As the 15-year anniversary of the attacks of 9/11 passes, there is another important anniversary worth noting...that of our brief moment of national unity.
On September 12th, 2001 our country was united in such a rare & wonderful way that when contrasted to the political climate of today, it barely seems possible. Perhaps the best way to honor those who died on 9/11 is to look past the day itself and remind ourselves how we felt towards one another on September 12th, 2001.
In the days & weeks following 9/11, most Americans would have gone out of their way to help someone in need. Why? Because that person needed help and that was enough. On September 12th, we were all Americans united; we were brothers and sisters – a family – and you look out for family in spite of disagreements or differences of opinion.
Sadly, this moment passed quickly; squandered largely by those with a political and economic agenda that has now cast our union asunder in ways not seen in decades…in some ways not seen since the dawn of the Civil War. Now, fifteen years after our moment of national unity, we can barely talk to one another; political disagreements have become tantamount to treason and compromise a dirty word.
If we are to fix the problems which plague us and remain the exceptional country we have always been, we must learn to trust one another again. Those who disagree with us politically are not our enemy and treating them as such only benefits those who care nothing for preserving the American Dream.
Most of us understand that the opportunity America offers is what has always set us apart. For many Americans it was not only love of America, but our shared belief in the American Dream, which united us after 9/11 and which can unite us again if we would allow it.
It is a fact that no person would get involved in the political process and argue as passionately as many do – whether they be a Trump supporter, a Hillary backer or are still feeling the Bern - were they not patriotic. If people did not love America and hope for its success, they’d simply stay home and keep their opinions to themselves.
The problem with seeing political foes as enemies is that it is very difficult to compromise with an enemy; especially one to whom you ascribe evil intentions. You can compromise with someone whose motives you don’t question; even if you otherwise completely disagree with their opinions.

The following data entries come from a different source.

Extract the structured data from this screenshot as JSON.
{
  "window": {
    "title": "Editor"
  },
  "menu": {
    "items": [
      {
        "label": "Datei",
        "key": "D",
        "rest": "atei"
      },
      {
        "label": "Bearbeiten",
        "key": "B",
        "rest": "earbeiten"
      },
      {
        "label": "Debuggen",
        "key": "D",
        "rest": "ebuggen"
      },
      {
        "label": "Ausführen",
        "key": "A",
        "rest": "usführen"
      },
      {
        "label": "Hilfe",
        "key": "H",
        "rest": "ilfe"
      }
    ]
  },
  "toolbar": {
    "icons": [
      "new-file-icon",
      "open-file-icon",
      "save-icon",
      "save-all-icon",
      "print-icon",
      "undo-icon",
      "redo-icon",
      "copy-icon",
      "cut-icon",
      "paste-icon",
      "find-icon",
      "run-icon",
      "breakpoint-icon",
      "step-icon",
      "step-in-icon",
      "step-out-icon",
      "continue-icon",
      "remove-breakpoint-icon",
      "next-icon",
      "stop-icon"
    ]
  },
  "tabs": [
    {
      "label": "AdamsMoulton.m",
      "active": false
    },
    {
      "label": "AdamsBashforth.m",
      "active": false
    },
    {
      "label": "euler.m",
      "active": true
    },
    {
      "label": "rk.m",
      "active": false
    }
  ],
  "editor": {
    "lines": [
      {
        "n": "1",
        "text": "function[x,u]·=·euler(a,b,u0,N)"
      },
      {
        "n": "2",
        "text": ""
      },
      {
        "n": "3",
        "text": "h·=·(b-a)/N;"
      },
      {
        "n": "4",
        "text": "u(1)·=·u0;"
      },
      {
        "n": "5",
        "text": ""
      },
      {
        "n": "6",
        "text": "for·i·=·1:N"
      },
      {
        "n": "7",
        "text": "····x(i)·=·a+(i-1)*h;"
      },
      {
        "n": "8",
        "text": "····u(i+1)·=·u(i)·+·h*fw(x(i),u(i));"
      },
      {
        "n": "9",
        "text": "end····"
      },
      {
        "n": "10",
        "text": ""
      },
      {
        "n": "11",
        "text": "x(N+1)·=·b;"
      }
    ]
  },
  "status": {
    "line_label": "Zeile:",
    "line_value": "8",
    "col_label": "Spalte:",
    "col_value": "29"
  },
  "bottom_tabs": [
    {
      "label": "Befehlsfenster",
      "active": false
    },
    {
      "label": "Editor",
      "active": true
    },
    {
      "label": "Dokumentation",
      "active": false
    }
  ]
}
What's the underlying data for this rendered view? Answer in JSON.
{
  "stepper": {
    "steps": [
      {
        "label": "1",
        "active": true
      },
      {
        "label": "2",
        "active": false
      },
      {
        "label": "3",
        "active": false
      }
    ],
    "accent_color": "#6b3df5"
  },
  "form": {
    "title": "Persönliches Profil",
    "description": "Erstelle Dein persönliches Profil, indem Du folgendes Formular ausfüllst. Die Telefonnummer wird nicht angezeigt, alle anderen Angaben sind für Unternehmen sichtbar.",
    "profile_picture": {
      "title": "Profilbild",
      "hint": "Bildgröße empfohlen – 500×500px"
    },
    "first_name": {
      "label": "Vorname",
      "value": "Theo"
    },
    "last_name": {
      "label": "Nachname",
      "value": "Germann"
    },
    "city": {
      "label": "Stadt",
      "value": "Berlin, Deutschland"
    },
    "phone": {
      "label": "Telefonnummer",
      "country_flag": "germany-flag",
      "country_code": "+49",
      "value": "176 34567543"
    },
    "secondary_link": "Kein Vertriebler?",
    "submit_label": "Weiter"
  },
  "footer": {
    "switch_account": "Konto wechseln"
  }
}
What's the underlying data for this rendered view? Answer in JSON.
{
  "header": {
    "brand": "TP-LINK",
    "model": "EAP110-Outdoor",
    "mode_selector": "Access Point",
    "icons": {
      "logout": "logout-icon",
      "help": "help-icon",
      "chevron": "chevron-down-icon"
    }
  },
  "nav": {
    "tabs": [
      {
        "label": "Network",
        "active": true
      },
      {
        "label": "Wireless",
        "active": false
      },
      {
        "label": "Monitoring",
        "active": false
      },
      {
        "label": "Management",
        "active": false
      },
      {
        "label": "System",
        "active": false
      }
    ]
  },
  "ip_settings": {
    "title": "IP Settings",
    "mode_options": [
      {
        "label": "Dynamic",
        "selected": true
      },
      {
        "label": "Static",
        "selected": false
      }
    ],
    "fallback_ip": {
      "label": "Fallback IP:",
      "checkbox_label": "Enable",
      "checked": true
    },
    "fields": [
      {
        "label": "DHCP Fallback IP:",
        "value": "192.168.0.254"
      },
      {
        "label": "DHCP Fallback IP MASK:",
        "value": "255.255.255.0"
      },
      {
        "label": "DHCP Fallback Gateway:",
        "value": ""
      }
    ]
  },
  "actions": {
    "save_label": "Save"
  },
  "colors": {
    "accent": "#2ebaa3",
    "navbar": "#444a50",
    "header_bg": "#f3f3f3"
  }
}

Most Americans recognize that we all basically want the same things – good jobs, good schools, and the chance to create a good life for ourselves and our family. We simply need to remind ourselves that while there are differences in opinions, no one wants to see the country fail. Political opponents are not enemies; we are two sides of the same coin…Americans above all else.
On September 12th, 2001 that would have seemed self-evident.
On September 12th, 2016 it is a much-needed reminder.